Last month, Anheuser-Busch – the company that 100 years earlier had kept distilled alcohol at arm’s length – climbed into bed with one of the biggest names in hard liquor: Bacardi.
This wasn’t a merger. A-B merely borrowed the Puerto Rico-based rum-maker’s name and trademark bat symbol, and plastered it on bottles of its own malternative. Confusingly enough, even its name, Bacardi Silver, mimics the former brand name of Bacardi’s clear rum.
Miller, the No. 2 U.S. brewer, is doing the same thing with Skyy vodka, and has plans to produce other malternatives with Sauza tequila, Jack Daniels whiskey and Stolichnaya vodka brand names.
Suddenly, what the ATF and others in the industry thought was a passing fad had become its own market sector.
According to the Beer Institute, the industry’s main trade group, malternatives now account for 2.5 percent of beer sales, about the same as microbrews. Analysts think it could rise to 10 percent.
“If history is any example,” said Jeff Becker, the institute’s president, “the category is probably here to stay. “
Others doubt it. They say malternatives merely cannibalize the light-beer market.
“Plus,” said former beer importer Philip Van Munching, “once the consumer is really aware that there’s no rum in Bacardi Silver, they’re going to start making fun of it, and the category is really dead. “
If not rum, then what exactly is in Bacardi Silver?
Anheuser-Busch says in internal documents that rum is “an ingredient in one of the flavors” of Bacardi Silver. An A-B fact sheet says it’s made “with the flavor of Bacardi Rum. “
Miller likewise says “Skyy Blue’s flavor system includes a flavor that is Skyy Vodka. “
If that sentence parsing is confusing, it’s also a necessity.
A-B can’t come out and boldly proclaim there’s a shot of Bacardi in every bottle. Under ATF rules, remember, any distilled alcohol must be a “non-beverage flavoring,” not a stand-alone liquor.
Still, they get close.
Miller, for example, initially told distributors in a brochure that its Skyy Blue contains “natural flavors, including real Skyy Vodka. “
When Arkansas’ Alcohol Beverage Commission got wind of the brochure, it immediately put a hold on Skyy Blue sales.
“Miller was saying it can be sold wherever beer is sold,” said an Arkansas ABC official who asked to remain anonymous. “Wrong, wrong wrong. If it contains vodka, it’s a spirit. “
The confusion stems from the secrecy under which brewers operate. Beer is one of the few consumer products that is not required to list its ingredients on the label.
No wonder. Beer makers promote an image of themselves as traditional artisans using only malt, yeast, hops and water in their brews. However, the truth is many of the biggest sellers use a wide range of chemicals to flavor, stabilize and preserve their beer. The Beer Institute maintains a list of permitted additives that could fill a phone book.

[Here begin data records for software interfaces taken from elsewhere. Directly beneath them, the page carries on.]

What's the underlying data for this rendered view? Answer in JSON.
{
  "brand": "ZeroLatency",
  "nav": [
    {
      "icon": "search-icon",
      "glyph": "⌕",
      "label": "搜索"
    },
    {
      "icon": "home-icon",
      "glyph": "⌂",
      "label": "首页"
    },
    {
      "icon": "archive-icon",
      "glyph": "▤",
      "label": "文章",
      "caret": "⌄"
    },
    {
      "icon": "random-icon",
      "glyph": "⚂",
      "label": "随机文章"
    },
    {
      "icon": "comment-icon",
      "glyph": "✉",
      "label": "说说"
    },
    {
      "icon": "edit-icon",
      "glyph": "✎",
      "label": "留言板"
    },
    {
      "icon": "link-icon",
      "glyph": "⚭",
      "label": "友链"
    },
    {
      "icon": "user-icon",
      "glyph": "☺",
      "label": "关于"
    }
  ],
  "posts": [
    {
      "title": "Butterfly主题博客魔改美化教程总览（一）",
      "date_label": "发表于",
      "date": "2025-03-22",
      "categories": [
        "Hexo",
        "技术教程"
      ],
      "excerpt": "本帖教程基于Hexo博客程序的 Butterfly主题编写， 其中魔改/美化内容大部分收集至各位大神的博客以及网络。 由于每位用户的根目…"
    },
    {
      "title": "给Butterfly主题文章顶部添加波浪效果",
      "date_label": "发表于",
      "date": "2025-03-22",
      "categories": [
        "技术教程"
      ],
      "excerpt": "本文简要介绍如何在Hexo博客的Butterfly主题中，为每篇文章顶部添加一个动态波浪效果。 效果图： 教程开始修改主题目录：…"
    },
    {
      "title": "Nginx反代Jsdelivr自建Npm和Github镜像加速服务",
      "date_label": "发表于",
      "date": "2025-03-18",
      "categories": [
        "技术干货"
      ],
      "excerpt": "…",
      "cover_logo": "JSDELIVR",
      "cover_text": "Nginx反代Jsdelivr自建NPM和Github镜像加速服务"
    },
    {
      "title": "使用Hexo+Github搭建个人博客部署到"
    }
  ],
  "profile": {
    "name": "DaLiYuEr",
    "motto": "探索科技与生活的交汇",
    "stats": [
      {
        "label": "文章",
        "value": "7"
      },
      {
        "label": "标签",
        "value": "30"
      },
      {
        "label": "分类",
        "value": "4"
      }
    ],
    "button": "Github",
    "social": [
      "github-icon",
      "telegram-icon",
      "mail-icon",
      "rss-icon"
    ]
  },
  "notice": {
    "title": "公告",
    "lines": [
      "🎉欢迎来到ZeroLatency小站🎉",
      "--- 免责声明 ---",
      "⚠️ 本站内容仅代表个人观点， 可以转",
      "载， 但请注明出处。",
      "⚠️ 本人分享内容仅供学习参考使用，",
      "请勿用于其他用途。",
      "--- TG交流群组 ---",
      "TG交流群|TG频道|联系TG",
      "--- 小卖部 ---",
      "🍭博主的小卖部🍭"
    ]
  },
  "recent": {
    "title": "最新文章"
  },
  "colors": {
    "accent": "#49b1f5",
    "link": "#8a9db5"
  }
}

Outside the breweries, though, only the ATF knows what’s inside malternatives. Brewers must file a statement that outlines ingredients and brewing methods, but those statements are kept secret from the public.
Though Miller and A-B say they meet ATF’s definition for malt beverages, several states are starting to question the federal standards.

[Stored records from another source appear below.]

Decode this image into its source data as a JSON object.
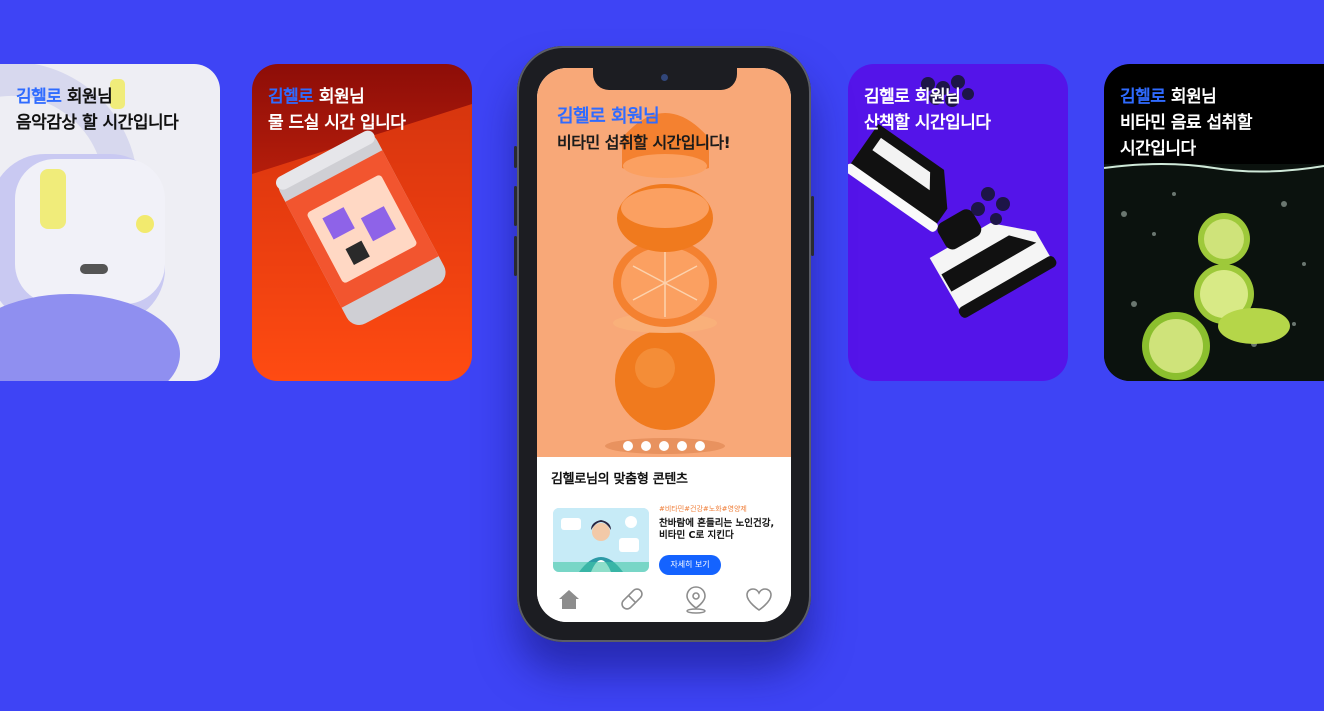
{
  "cards": [
    {
      "id": "music",
      "name": "김헬로",
      "suffix": " 회원님",
      "line2": "음악감상 할 시간입니다"
    },
    {
      "id": "water",
      "name": "김헬로",
      "suffix": " 회원님",
      "line2": "물 드실 시간 입니다"
    },
    {
      "id": "walk",
      "name": "김헬로",
      "suffix": " 회원님",
      "line2": "산책할 시간입니다"
    },
    {
      "id": "drink",
      "name": "김헬로",
      "suffix": " 회원님",
      "line2": "비타민 음료 섭취할",
      "line3": "시간입니다"
    }
  ],
  "phone": {
    "hero": {
      "name": "김헬로",
      "suffix": " 회원님",
      "line2": "비타민 섭취할 시간입니다!",
      "slide_count": 5
    },
    "content_title": "김헬로님의 맞춤형 콘텐츠",
    "article": {
      "tags": "#비타민#건강#노화#영양제",
      "title_line1": "찬바람에 흔들리는 노인건강,",
      "title_line2": "비타민 C로 지킨다",
      "button": "자세히 보기"
    },
    "tabs": [
      "home-icon",
      "pill-icon",
      "location-pin-icon",
      "heart-icon"
    ]
  },
  "colors": {
    "background": "#3e44f5",
    "accent_name": "#2f6bff",
    "button": "#1463ff"
  }
}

“If all the alcohol is coming from the flavoring, I would question whether this is any longer a malt beverage,” said Randy Yarbrough, assistant administrator at the Texas Alcohol Beverage Commission.
Texas has requested the ATF turn over the closely held formulas for the top 10 malternatives, “to determine exactly what these products are,” Yarbrough said.

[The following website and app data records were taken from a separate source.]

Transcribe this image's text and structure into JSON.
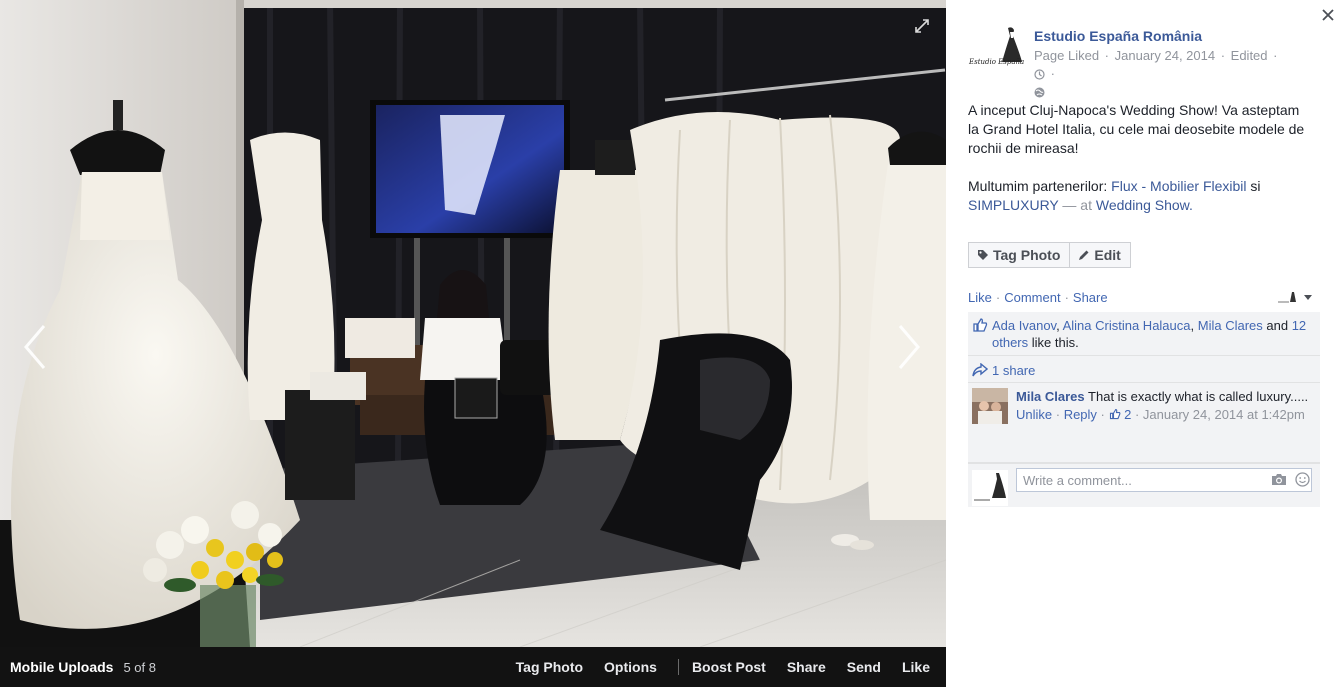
{
  "photo_bar": {
    "album": "Mobile Uploads",
    "count": "5 of 8",
    "actions": [
      "Tag Photo",
      "Options",
      "Boost Post",
      "Share",
      "Send",
      "Like"
    ]
  },
  "post": {
    "page_name": "Estudio España România",
    "avatar_text": "Estudio España",
    "status": "Page Liked",
    "date": "January 24, 2014",
    "edited": "Edited",
    "text_line1": "A inceput Cluj-Napoca's Wedding Show! Va asteptam la Grand Hotel Italia, cu cele mai deosebite modele de rochii de mireasa!",
    "thanks_prefix": "Multumim partenerilor: ",
    "partner1": "Flux - Mobilier Flexibil",
    "thanks_and": " si ",
    "partner2": "SIMPLUXURY",
    "at_text": " — at ",
    "location": "Wedding Show",
    "location_suffix": "."
  },
  "buttons": {
    "tag_photo": "Tag Photo",
    "edit": "Edit"
  },
  "actions": {
    "like": "Like",
    "comment": "Comment",
    "share": "Share"
  },
  "likes": {
    "names": [
      "Ada Ivanov",
      "Alina Cristina Halauca",
      "Mila Clares"
    ],
    "sep1": ", ",
    "sep2": ", ",
    "and": " and ",
    "others": "12 others",
    "suffix": " like this."
  },
  "shares": {
    "label": "1 share"
  },
  "comment": {
    "author": "Mila Clares",
    "text": "That is exactly what is called luxury.....",
    "unlike": "Unlike",
    "reply": "Reply",
    "like_count": "2",
    "timestamp": "January 24, 2014 at 1:42pm"
  },
  "composer": {
    "placeholder": "Write a comment..."
  },
  "colors": {
    "link": "#3b5998",
    "action_link": "#4267b2",
    "meta": "#90949c",
    "ufi_bg": "#f2f3f5"
  }
}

“We’ve got concerns they may be misleading the public. “
In Pennsylvania, Liquor Control Board chairman John Jones said he was reluctant to push for a redefinition of malternatives.
“Before, everything fit into a niche,” said Jones. “But this is really a different kind of hybrid product . . . There’s going to have to be some scrutiny and a thought that there should be some different regulations. “
But it’ll have to be the ATF or lawmakers who make those changes.
“One of the problems with a state-control agency is if I, as chairman, say these products ought to fall in the realm of spirits, it looks like I’m empire-building,” Jones said. “And I risk the substantial wrath that would be generated from the beer industry.”